During my youth I heard many adult conversations lamenting the culture of my generation, as expressed in our music, art, language, work ethic, dress, and just plain civility. I always told myself that I would never be that person, criticizing contemporary youth and by extension modern times against some idolized version of my generation’s own past. After all, condemnation of existing society is ubiquitous throughout history, and perhaps more importantly, could reflect poorly upon older generations, which if not creating, at least acquiesce to current cultural mores. Moreover, it always seemed older adults shouldered some responsibility for raising these ostensibly narcissistic and discourteous youth.
In November 1989, I was a junior at the School of Foreign Service at Georgetown University. I had come of age during the Cold War and the world was evenly divided between Democracy (led by the USA) and Socialism (led by the USSR). I had spent the previous 2 1/2 years immersed in international politics, especially studying Soviet politics and Marxist theory to prepare for the diplomatic needs of this divided world. But that fall semester, the Berlin Wall fell and, within two years thereafter, so did the USSR. The world and life, as I had known and studied, had forever changed.
For many years I have heard the reference that the United States is like modern day Rome – both in its glorious achievements and also in its potential downfall. While Rome had many issues that affected its eventual demise, the underlying one was moral decay. Some would argue that morality may also be at the center of whether or not the United States will continue to achieve and prosper as a nation. I would argue that it is not just the United States that will hinge on the morality issue. Indeed, across the globe, the myriad of concerns that we read, hear and see on the news and social media, are mostly rooted in issues of morality.

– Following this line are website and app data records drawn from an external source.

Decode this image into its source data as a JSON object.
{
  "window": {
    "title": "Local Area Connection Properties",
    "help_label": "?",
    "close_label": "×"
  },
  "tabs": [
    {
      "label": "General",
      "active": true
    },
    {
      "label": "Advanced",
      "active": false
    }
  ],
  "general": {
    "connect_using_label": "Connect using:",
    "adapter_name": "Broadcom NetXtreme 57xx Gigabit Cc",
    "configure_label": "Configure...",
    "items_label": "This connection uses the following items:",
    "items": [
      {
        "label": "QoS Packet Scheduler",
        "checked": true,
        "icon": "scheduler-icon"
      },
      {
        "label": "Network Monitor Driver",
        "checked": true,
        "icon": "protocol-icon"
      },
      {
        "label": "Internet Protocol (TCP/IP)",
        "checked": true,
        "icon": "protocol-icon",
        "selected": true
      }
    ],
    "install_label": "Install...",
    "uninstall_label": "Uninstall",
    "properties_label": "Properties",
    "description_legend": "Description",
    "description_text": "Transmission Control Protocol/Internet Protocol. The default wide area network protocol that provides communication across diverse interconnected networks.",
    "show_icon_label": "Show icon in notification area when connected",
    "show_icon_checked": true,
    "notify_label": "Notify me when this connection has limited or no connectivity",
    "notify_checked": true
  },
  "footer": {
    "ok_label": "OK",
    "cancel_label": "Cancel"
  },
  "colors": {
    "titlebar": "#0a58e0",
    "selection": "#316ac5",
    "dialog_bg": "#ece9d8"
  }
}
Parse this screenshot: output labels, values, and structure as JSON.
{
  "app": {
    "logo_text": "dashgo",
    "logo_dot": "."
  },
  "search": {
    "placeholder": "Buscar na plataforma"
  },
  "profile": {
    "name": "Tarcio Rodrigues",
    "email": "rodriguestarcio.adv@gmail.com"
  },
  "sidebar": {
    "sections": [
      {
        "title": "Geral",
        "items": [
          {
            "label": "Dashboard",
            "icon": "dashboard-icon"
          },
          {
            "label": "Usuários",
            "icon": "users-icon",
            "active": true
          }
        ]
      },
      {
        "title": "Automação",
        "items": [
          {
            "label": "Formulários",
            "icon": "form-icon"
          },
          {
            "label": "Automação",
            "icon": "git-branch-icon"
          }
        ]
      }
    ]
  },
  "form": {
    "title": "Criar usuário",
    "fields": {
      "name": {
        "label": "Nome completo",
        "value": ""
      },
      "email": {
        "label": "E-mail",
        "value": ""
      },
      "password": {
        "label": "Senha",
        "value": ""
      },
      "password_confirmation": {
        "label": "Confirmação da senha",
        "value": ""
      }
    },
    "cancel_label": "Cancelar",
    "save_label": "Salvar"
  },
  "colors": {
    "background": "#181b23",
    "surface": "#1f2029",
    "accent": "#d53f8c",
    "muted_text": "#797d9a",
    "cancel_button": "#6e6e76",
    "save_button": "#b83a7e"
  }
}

In some respects, while the globe has progressed on many fronts since the Roman Era, in other ways, the world seems to be backsliding into a previous time when pagan societies engaged in morally questionable and societally destructive practices. As we scan the issues of the globe over many years, we seem to have spanned from pagan to sacred and back again.
In our legal system, facts rule. In our societal system, perceptions rule. The challenge is reconciling the two in order to achieve fairness and justice. Fundamentally it is this tension between the two that is at the core of the current discord in Ferguson, Missouri over the death of Michael Brown. And it is our approach to the results that will allow us to address the underlying issues.